Task brief = Return every line of the entries that includes the word "Creation".

Supplied material =
===============

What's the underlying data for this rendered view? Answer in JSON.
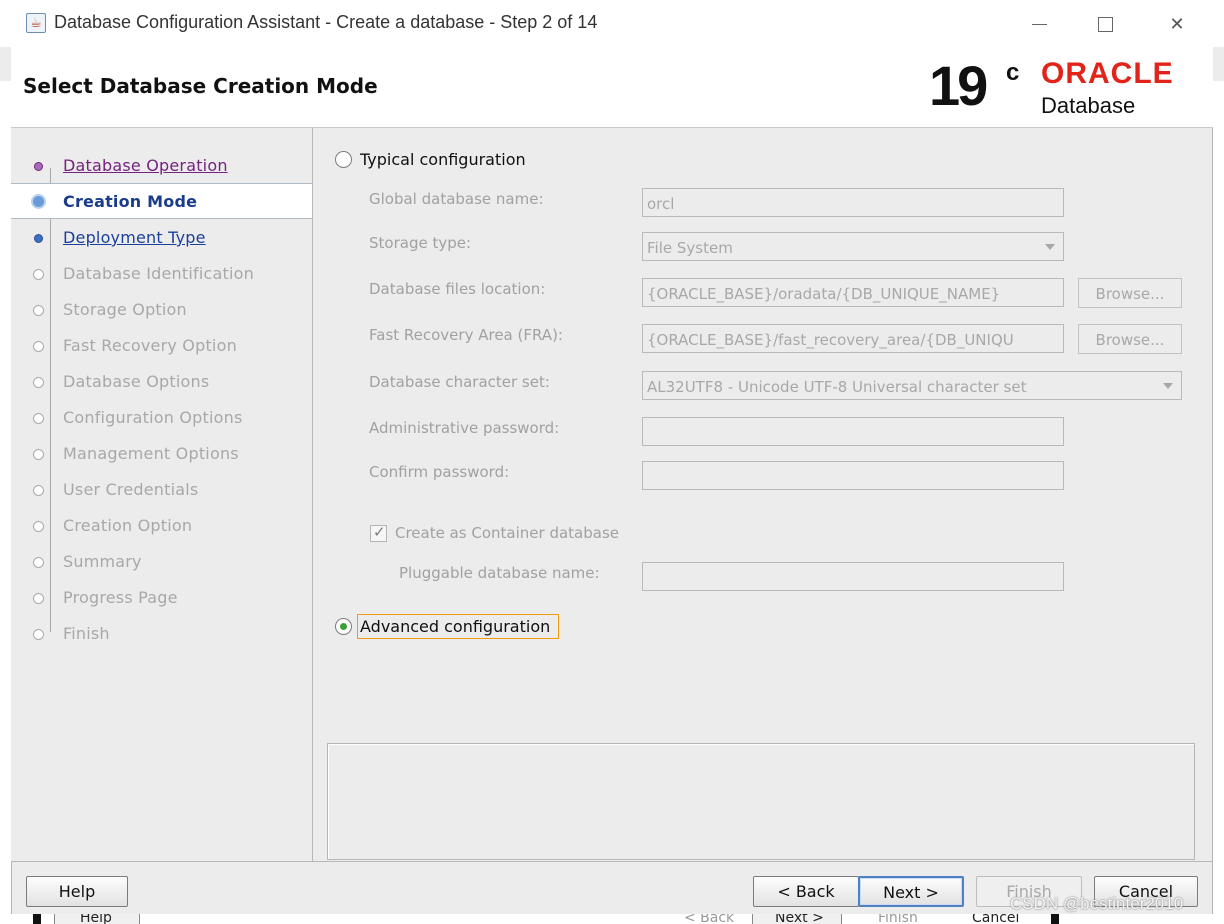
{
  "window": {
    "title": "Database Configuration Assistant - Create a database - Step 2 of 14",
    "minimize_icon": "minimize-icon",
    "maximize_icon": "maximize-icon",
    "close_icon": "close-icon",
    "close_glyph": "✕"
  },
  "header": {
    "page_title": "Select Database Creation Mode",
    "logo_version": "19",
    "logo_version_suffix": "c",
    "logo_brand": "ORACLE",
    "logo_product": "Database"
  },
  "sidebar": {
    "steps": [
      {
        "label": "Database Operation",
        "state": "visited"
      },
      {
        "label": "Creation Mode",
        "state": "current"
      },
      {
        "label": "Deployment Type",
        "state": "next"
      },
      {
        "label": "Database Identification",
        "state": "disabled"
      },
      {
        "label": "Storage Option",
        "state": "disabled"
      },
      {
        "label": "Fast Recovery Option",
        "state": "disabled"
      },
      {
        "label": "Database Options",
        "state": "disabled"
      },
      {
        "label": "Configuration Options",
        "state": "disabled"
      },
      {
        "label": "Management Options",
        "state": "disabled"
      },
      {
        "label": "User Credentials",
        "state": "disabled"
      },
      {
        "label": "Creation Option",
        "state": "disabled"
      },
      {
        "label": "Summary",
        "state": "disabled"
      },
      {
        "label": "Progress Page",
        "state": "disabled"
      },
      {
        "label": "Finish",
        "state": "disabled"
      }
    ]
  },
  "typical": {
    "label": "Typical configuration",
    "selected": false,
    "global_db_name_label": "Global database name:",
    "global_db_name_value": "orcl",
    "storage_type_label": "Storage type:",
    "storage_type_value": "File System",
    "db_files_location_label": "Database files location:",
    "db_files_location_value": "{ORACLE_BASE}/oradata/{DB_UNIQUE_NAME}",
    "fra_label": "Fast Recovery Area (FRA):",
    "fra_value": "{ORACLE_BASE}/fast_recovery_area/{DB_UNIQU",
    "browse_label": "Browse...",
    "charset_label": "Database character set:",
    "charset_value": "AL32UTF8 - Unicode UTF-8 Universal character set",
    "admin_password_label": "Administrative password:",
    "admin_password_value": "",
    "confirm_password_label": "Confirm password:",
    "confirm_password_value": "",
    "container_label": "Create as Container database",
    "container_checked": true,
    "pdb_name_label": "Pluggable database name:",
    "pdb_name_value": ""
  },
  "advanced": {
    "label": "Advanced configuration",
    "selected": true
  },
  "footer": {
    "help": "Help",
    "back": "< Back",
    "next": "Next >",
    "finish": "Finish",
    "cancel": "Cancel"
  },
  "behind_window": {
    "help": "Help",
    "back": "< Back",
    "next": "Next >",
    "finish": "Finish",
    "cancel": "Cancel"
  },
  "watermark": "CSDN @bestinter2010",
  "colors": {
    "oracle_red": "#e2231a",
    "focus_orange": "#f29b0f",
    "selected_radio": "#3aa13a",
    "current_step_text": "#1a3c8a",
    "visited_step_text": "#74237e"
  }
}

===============

Written solution =
    "page_title": "Select Database Creation Mode",
        "label": "Creation Mode",
        "label": "Creation Option",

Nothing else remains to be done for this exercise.